But now, thanks to Marcus, you can. The Society started as many passion projects do: a few people were very interested in trying the coffees he raved about having in Europe. But now he’s expanding the European Coffee Society to a small client base of coffee lovers who can sign up for a subscription service here in the States. The project is rooted in hands-on, quality work, and Marcus says that he has no intention of changing that. “I don’t want to become Starbucks,” he said.
We caught up with Marcus and asked him to tell us a little more about how this European-American connection came to be.
Did you have a passion for coffee when you lived in the United States, or did this arise after spending time in Europe?
I’ve had a passion for it for decades, really. I was living in Japan at one point and searching for the perfect coffee mug — it was something as small as that — which took me to some far-off peninsula. I knew I wanted to try different things in regard to coffee. Then I began discovering espresso. Of course, I had always heard of the coffees of Milan and Vienna, but I thought, “Why stop there? I might as well find the best coffee there is.”
What is it about the European method of roasting coffee that particularly enticed you?
Oliver Goetz, who is the best coffee roaster in Vienna, really changed my perspective on coffee. Before exploring coffee in detail, I was a real dilettante. He introduced me to real espresso: no sugar, no cream, just the pure coffee. And at first I thought, I’m supposed to drink that?
It was really strong, but incredibly flavorful — it wasn’t bitter; it was a completely different experience for me.
So Goetz is now one of the European Coffee Society roasters. How does he source and develop his product — what attracted you to it?
Oliver offered to take me around and show me the finest, most modern beans, grown completely organically. He has the highest level of organic certification, and he works with the finest products there are. His raw material is absolutely cutting-edge in terms of the world today. It’s more of a traditional Viennese roast but it doesn’t taste burnt.
What about the French coffee you import?
Oliver introduced me to Hippolyte Courty who is more like a third-wave coffee guy. He is a trained sommelier and is interested in only the most exquisite products. He wouldn’t serve you a cheap house wine; his nose is very developed and he seeks qualities from his coffees in the same way he does a fine wine. The specific farm that his coffee beans come from in Brazil has a biodynamic approach to coffee.
Andrea Trinci is a roaster in Pisa, Italy, and I import two wonderful coffees from him. The slow-food movement started in Italy, and there is a more natural quality regarding their respect for the quality of what you’re growing. Andrea was also a slow-food coffee advisor in Guatemala. Some of the coffees that have come from there have been selected as the world’s finest coffees in the past couple of years.

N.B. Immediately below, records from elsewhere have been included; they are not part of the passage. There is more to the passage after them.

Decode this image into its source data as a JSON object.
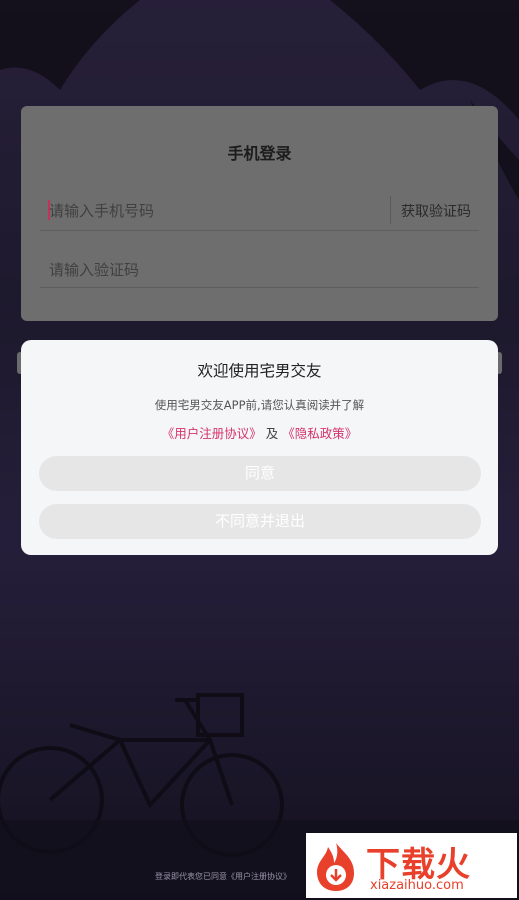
{
  "login": {
    "title": "手机登录",
    "phone_placeholder": "请输入手机号码",
    "get_code": "获取验证码",
    "code_placeholder": "请输入验证码"
  },
  "dialog": {
    "title": "欢迎使用宅男交友",
    "description": "使用宅男交友APP前,请您认真阅读并了解",
    "user_agreement": "《用户注册协议》",
    "and": "及",
    "privacy_policy": "《隐私政策》",
    "agree": "同意",
    "disagree_exit": "不同意并退出"
  },
  "footer": {
    "notice": "登录即代表您已同意《用户注册协议》"
  },
  "watermark": {
    "name": "下载火",
    "url": "xiazaihuo.com"
  },
  "colors": {
    "accent_link": "#d6336c",
    "watermark": "#e8402a"
  }
}
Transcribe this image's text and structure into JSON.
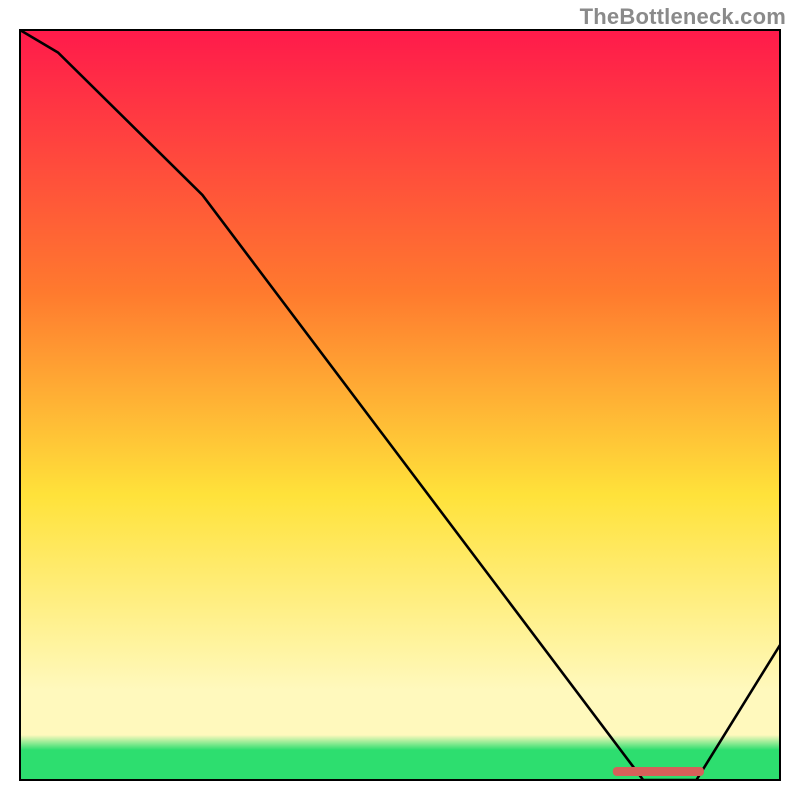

I can’t say he necessarily had a direct impact on that, but he was certainly there doing his great work, and it’s quite conceivable he did.
What was the process of forming this partnership with these roasters like?

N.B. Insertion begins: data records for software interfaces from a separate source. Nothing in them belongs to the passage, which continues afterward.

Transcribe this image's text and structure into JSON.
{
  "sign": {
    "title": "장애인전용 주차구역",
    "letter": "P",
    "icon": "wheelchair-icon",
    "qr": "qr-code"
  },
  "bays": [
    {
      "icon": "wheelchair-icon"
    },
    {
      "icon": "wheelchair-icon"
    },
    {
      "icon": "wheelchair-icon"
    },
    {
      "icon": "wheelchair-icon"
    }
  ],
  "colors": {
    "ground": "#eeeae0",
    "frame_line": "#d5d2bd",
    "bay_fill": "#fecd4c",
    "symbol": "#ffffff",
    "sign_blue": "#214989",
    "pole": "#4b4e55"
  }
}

At first, I suspect they thought, “Who’s this American guy who wants to sell coffee on the Internet?” But the project behind the European Coffee Society is a lot more than that —it took me a while to show them, but the truth is that I think their coffee is amazing. It’s not available at all in the United States and it should be. To me, the reason I invested the effort in creating this is that it’s not just for the flavor, but the world this coffee comes from. When you’re in downtown Vienna, the coffee is more than just coffee: partly it’s the flavor, but it’s the stories and atmosphere of the coffee culture there. I started developing this passion over a period of a couple of years, really stocking up when I came home: TSA had a field day.

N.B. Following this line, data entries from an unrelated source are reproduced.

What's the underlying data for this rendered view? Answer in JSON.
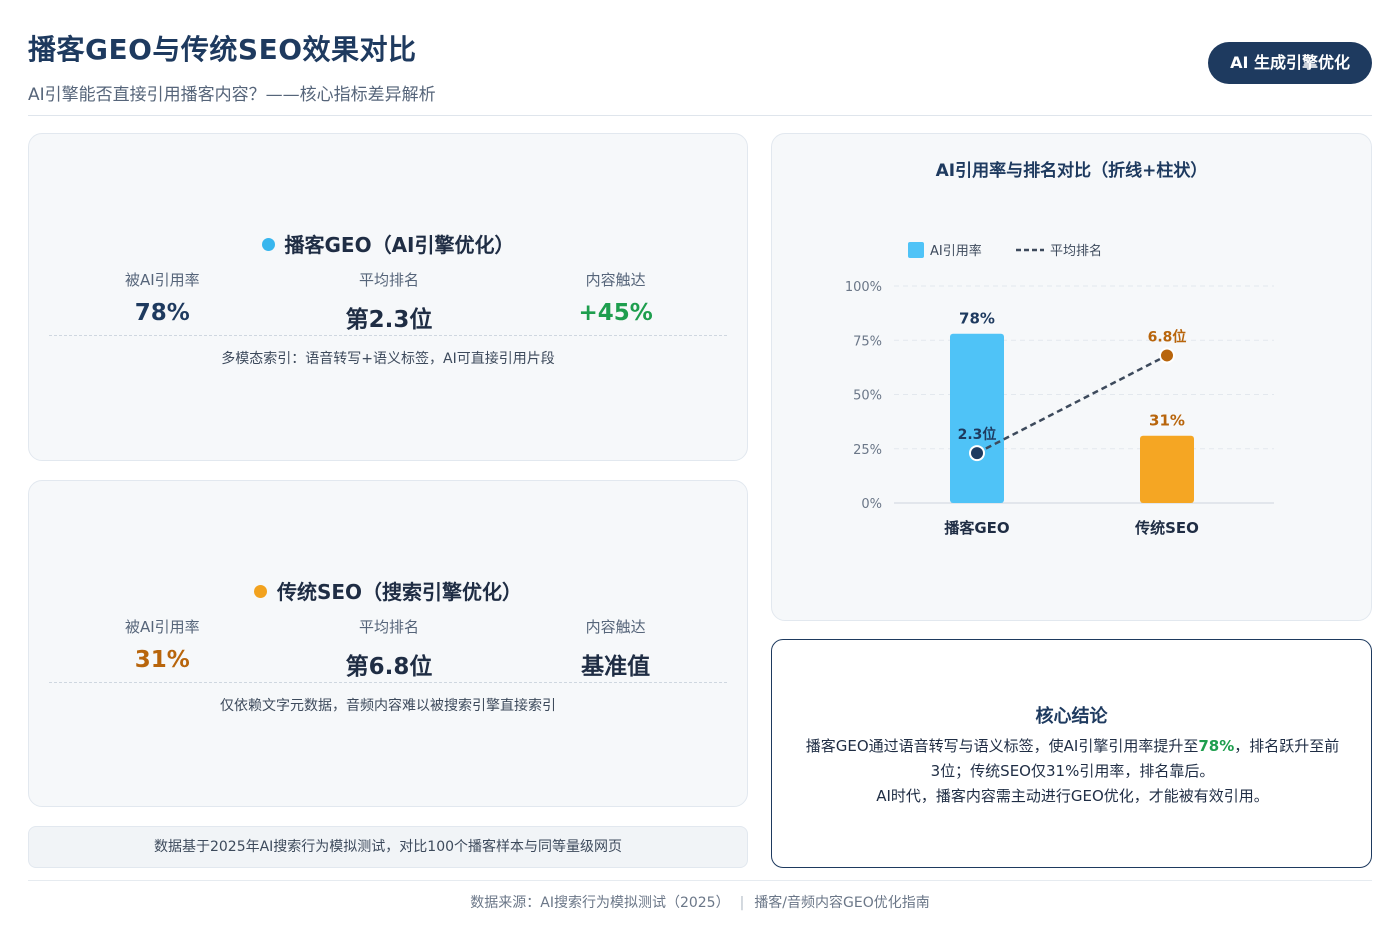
{
  "header": {
    "title": "播客GEO与传统SEO效果对比",
    "subtitle": "AI引擎能否直接引用播客内容？——核心指标差异解析",
    "badge": "AI 生成引擎优化"
  },
  "geo_card": {
    "title": "播客GEO（AI引擎优化）",
    "dot_color": "#38b6ee",
    "metrics": [
      {
        "label": "被AI引用率",
        "value": "78%",
        "color": "#1e3a5f"
      },
      {
        "label": "平均排名",
        "value": "第2.3位",
        "color": "#1f2d44"
      },
      {
        "label": "内容触达",
        "value": "+45%",
        "color": "#1e9e4e"
      }
    ],
    "note": "多模态索引：语音转写+语义标签，AI可直接引用片段"
  },
  "seo_card": {
    "title": "传统SEO（搜索引擎优化）",
    "dot_color": "#f2a21e",
    "metrics": [
      {
        "label": "被AI引用率",
        "value": "31%",
        "color": "#b8650c"
      },
      {
        "label": "平均排名",
        "value": "第6.8位",
        "color": "#1f2d44"
      },
      {
        "label": "内容触达",
        "value": "基准值",
        "color": "#1f2d44"
      }
    ],
    "note": "仅依赖文字元数据，音频内容难以被搜索引擎直接索引"
  },
  "footnote": "数据基于2025年AI搜索行为模拟测试，对比100个播客样本与同等量级网页",
  "chart_data": {
    "type": "bar",
    "title": "AI引用率与排名对比（折线+柱状）",
    "categories": [
      "播客GEO",
      "传统SEO"
    ],
    "series": [
      {
        "name": "AI引用率",
        "type": "bar",
        "values": [
          78,
          31
        ],
        "labels": [
          "78%",
          "31%"
        ],
        "colors": [
          "#4fc3f7",
          "#f5a623"
        ],
        "label_colors": [
          "#1e3a5f",
          "#b8650c"
        ]
      },
      {
        "name": "平均排名",
        "type": "line",
        "values": [
          2.3,
          6.8
        ],
        "labels": [
          "2.3位",
          "6.8位"
        ],
        "marker_colors": [
          "#1e3a5f",
          "#b8650c"
        ],
        "label_colors": [
          "#1e3a5f",
          "#b8650c"
        ]
      }
    ],
    "ylim": [
      0,
      100
    ],
    "yticks": [
      "0%",
      "25%",
      "50%",
      "75%",
      "100%"
    ],
    "ytick_values": [
      0,
      25,
      50,
      75,
      100
    ],
    "rank_scale_max": 10,
    "legend_position": "top-left",
    "grid": true
  },
  "conclusion": {
    "title": "核心结论",
    "line1_pre": "播客GEO通过语音转写与语义标签，使AI引擎引用率提升至",
    "line1_hl": "78%",
    "line1_post": "，排名跃升至前3位；传统SEO仅31%引用率，排名靠后。",
    "line2": "AI时代，播客内容需主动进行GEO优化，才能被有效引用。"
  },
  "footer": {
    "source": "数据来源：AI搜索行为模拟测试（2025）",
    "guide": "播客/音频内容GEO优化指南"
  }
}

“There’s nothing in your carry-on except for coffee,” they’d say.
Such is the way when you're truly in the throes of true coffee passion, of course: you might forsake everything for an extra pound of the stuff. You can find out more about the service— and sign up for a subscription, if you're interested — at the European Coffee Society.